If the flies in fact fly, and make it to the air, the flies are anything but safe as cedar waxwings, swallows, bats and dragon flies take the place of the predators of the water.

And if they do make it to the safety of the trees, then after a final molt, the insects must face the dangers of air and water again when they return to the waters of their origin in fulfillment of the reproductive cycle.

But what the insects have working for them sometimes is the apparent selectivity of the trout.

Often big mayflies float undisturbed over the riffles and danger-laden undercut banks where lunkers lurk.

For reasons known only to fish, trout will sometimes choose a smaller variety of insect – even one which is appearing in fewer numbers, rather than a big, juicy, bug that coats the surface of the water.

The answer to this question of selectivity  still remains veiled and part of the mystery of fly-fishing.

Oh, once in while trout can be fooled by virtually anything.

But when a major hatch is on the water and a corresponding crescendo of rise forms and slashing splashes dimple the water in an ever-increasing frequency, a fisherman knows this is the time he has longed and dreamed for, if not lived for.

It’s called the hatch.

And here – of all places – he wants everything to be right.

And often we are close and able to catch a few. But all too soon the hatch is past its peak. The frequency of insects on the surface has dropped off and the activity of the trout has decreased at the same rate.

And that lunker has alluded us once again.

After years of fishing my native and still favorite trout stream, the Genesee River, I’ve noticed a distinct difference in some of the important emergers.

Flies tied in order to duplicate the Catskill or Delaware watershed borne insects are not as suitable as they could be for the waters of the upper Genesee.

They are often off a bit in color, and size, too.

We know that populations as a whole of may flies, stone, and caddis flies, which are important in one section of the state, can be non-existent or greatly diminished in another.

Even on the same weekend, different streams offer their own unique signature, written by tens of thousands of insect wings, above and below the surface.

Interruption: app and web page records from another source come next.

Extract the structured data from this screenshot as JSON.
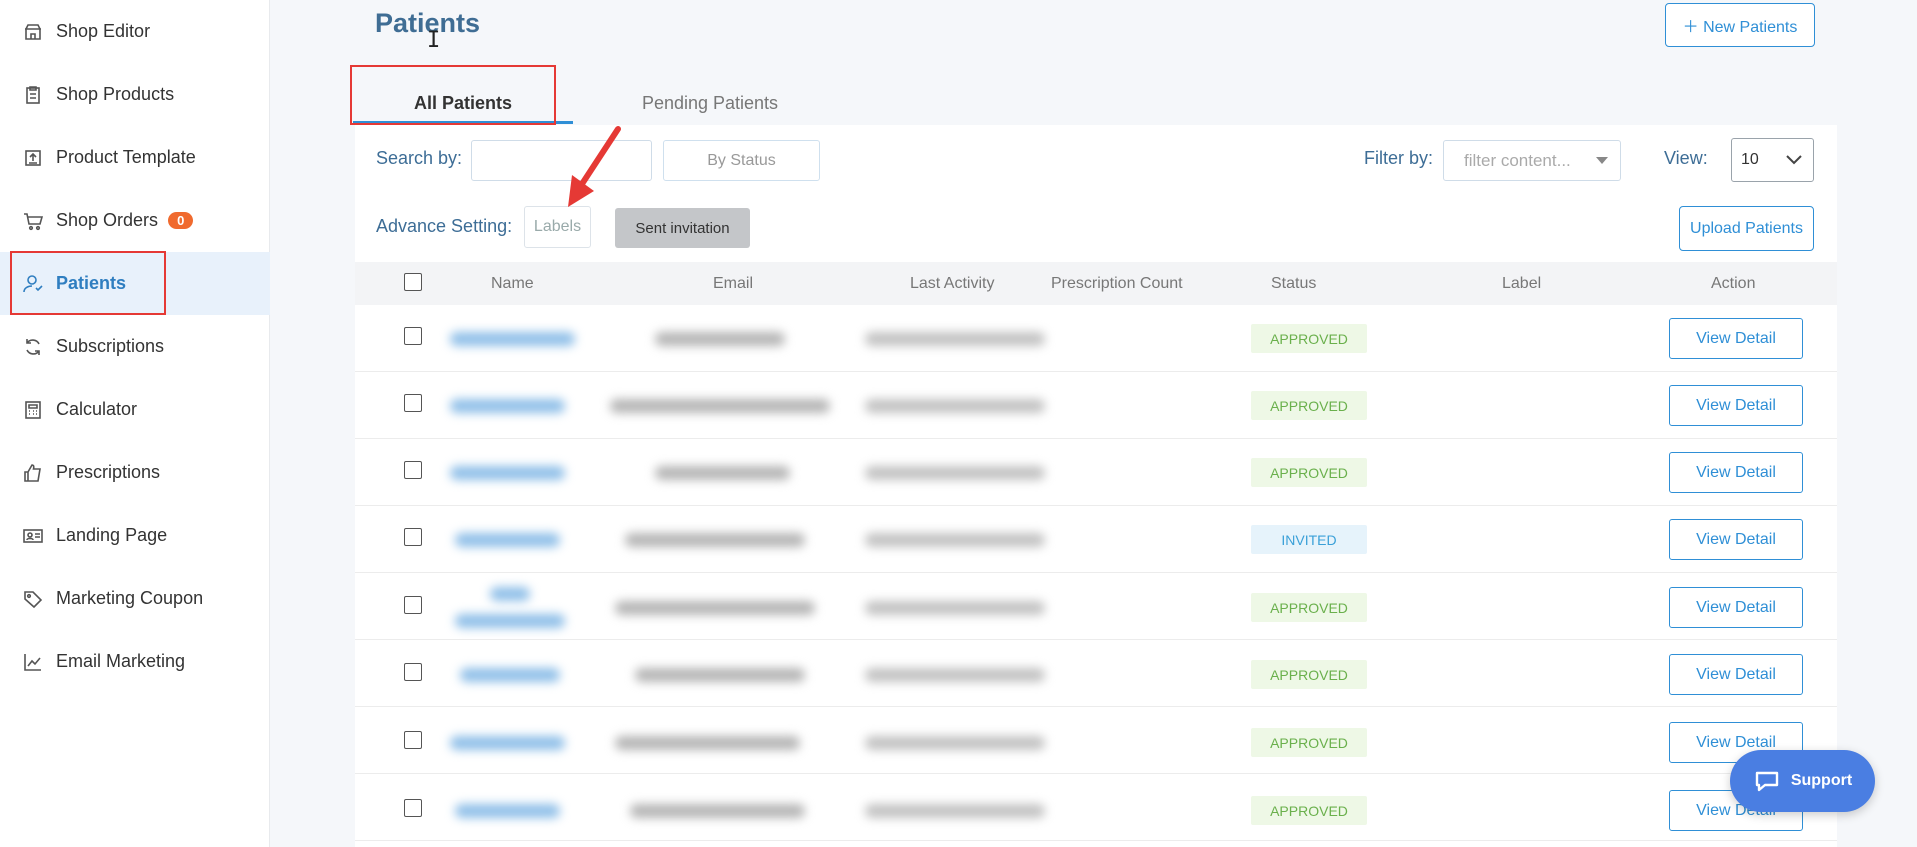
{
  "sidebar": {
    "items": [
      {
        "label": "Shop Editor",
        "icon": "store-icon"
      },
      {
        "label": "Shop Products",
        "icon": "clipboard-icon"
      },
      {
        "label": "Product Template",
        "icon": "template-icon"
      },
      {
        "label": "Shop Orders",
        "icon": "cart-icon",
        "badge": "0"
      },
      {
        "label": "Patients",
        "icon": "user-icon",
        "active": true
      },
      {
        "label": "Subscriptions",
        "icon": "refresh-icon"
      },
      {
        "label": "Calculator",
        "icon": "calculator-icon"
      },
      {
        "label": "Prescriptions",
        "icon": "thumbs-up-icon"
      },
      {
        "label": "Landing Page",
        "icon": "id-card-icon"
      },
      {
        "label": "Marketing Coupon",
        "icon": "tag-icon"
      },
      {
        "label": "Email Marketing",
        "icon": "chart-line-icon"
      }
    ]
  },
  "header": {
    "title": "Patients",
    "new_button": "＋ New Patients"
  },
  "tabs": [
    {
      "label": "All Patients",
      "active": true
    },
    {
      "label": "Pending Patients"
    }
  ],
  "toolbar": {
    "search_label": "Search by:",
    "search_value": "",
    "status_select": "By Status",
    "filter_label": "Filter by:",
    "filter_placeholder": "filter content...",
    "view_label": "View:",
    "view_value": "10",
    "advance_label": "Advance Setting:",
    "labels_button": "Labels",
    "sent_invitation_button": "Sent invitation",
    "upload_button": "Upload Patients"
  },
  "table": {
    "columns": [
      "Name",
      "Email",
      "Last Activity",
      "Prescription Count",
      "Status",
      "Label",
      "Action"
    ],
    "rows": [
      {
        "status": "APPROVED",
        "action": "View Detail"
      },
      {
        "status": "APPROVED",
        "action": "View Detail"
      },
      {
        "status": "APPROVED",
        "action": "View Detail"
      },
      {
        "status": "INVITED",
        "action": "View Detail"
      },
      {
        "status": "APPROVED",
        "action": "View Detail"
      },
      {
        "status": "APPROVED",
        "action": "View Detail"
      },
      {
        "status": "APPROVED",
        "action": "View Detail"
      },
      {
        "status": "APPROVED",
        "action": "View Detail"
      }
    ]
  },
  "support": {
    "label": "Support"
  },
  "colors": {
    "accent": "#2f8fd6",
    "badge": "#f06a2e",
    "highlight": "#e53935",
    "approved": "#6ab04c",
    "invited": "#3aa0d8"
  }
}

And read by the perplexed angler, staring into his fly box while midstream with his fly rod tucked under his arm.

Oak Duke, publisher of the Wellsville (N.Y.) Daily Reporter, writes a weekly column. Contact him at publisher@wellsvilledaily.com.